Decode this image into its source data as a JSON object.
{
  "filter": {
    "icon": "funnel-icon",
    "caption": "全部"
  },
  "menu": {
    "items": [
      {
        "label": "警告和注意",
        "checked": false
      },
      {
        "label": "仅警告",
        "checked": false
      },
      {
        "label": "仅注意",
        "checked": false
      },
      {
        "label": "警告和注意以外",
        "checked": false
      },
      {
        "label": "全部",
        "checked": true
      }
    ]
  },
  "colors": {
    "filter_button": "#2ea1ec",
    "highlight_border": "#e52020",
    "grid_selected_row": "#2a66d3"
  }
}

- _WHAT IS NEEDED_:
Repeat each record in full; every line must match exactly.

- _OUTPUT FOR THIS TASK_:
Decode this image into its source data as a JSON object.
{
  "filter": {
    "icon": "funnel-icon",
    "caption": "全部"
  },
  "menu": {
    "items": [
      {
        "label": "警告和注意",
        "checked": false
      },
      {
        "label": "仅警告",
        "checked": false
      },
      {
        "label": "仅注意",
        "checked": false
      },
      {
        "label": "警告和注意以外",
        "checked": false
      },
      {
        "label": "全部",
        "checked": true
      }
    ]
  },
  "colors": {
    "filter_button": "#2ea1ec",
    "highlight_border": "#e52020",
    "grid_selected_row": "#2a66d3"
  }
}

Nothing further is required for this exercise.